Stories by Nkiruka Nnorom
INVESTMENT bankers have expressed concern over the ability of the Federal Government to raise the mining sector’s contribution to the Gross Domestic Product (GDP) by three percent by 2025.
The Minister for Mines and Steel Development, Olamilekan Adegbite had said that the ministry has set a target for the mining sector to contribute three percent of the nation’s GDP by 2025 as part of the efforts to contribute to the current administration’s diversification project. According to him, the sector has seen steady growth and is now poised to achieve exponential growth as investments in the sector begin to crystallize.
Adegbite had noted that investors can now wholly own projects without the government owning a stake. He also stated that investors would be encouraged to reach agreements with host communities on plans for community development to prevent hostilities from the host communities as frequently experienced by oil producers.
These policies, according to him, should encourage further investments in the sector and aid the plans to have 50 active mines in Nigeria by the end of his tenure in 2023.
However, analysts at CSL Securities said in a research note that several administrations had set similar targets in the past without backing it up with necessary action.
“Several administrations in the past had stated commitments to revitalize the mining sector given the huge potentials for revenue generation and diversification. However, these talks never led to any meaningful development within the sector.
“Several issues continue to constrain growth in the sector, including poor infrastructure, weak regulatory framework and institutions, lack of oversight, lack of best practices and lack of data. Furthermore, concerns over illegal mining, lack of protection for legal miners as well as dichotomy between federal and state governments have all contributed to constraining investments in the sector,” they said.
They stated that illegal miners in Zamfara routinely smuggled gold to neighbouring countries like Niger and Togo, saying that this has led to banditry in the state, forcing the federal government to impose a ban on any form of mining activities in the state.

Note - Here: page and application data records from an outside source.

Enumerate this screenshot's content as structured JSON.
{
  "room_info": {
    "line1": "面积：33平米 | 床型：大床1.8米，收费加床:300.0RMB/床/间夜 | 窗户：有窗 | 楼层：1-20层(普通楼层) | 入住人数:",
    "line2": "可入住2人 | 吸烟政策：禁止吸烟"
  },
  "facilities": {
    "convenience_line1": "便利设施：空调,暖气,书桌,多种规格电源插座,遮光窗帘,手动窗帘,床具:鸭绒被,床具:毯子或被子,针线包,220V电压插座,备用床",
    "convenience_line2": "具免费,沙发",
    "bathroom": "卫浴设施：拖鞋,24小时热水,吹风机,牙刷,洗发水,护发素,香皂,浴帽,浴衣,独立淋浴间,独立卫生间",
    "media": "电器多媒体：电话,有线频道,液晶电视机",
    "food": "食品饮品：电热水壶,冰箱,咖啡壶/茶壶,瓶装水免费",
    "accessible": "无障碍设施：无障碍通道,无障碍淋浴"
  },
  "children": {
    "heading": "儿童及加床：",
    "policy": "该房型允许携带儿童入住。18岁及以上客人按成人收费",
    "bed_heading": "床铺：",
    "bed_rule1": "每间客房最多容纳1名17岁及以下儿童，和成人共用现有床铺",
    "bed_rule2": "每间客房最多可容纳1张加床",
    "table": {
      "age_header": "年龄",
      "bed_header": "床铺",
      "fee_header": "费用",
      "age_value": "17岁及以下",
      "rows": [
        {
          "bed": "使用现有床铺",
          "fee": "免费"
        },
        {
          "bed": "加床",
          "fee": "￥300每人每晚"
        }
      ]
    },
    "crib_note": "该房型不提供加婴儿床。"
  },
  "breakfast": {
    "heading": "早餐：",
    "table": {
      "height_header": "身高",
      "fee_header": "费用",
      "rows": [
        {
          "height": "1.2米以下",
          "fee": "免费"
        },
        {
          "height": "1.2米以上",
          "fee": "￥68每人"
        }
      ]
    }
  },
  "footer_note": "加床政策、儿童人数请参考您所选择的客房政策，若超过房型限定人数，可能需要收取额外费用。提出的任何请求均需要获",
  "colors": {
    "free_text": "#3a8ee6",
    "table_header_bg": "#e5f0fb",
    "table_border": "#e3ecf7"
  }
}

“While mining as a business activity in Nigeria is carried out on artisanal basis, a few foreign investors have weathered the storm despite challenging conditions to make significant investments in the Nigerian mining sector. Some of these investors include Australia’s Symbol Mining who develop lead & zinc projects in Benue, Thor Explorations, a Canadian company which owns the Segilola gold project,” they added.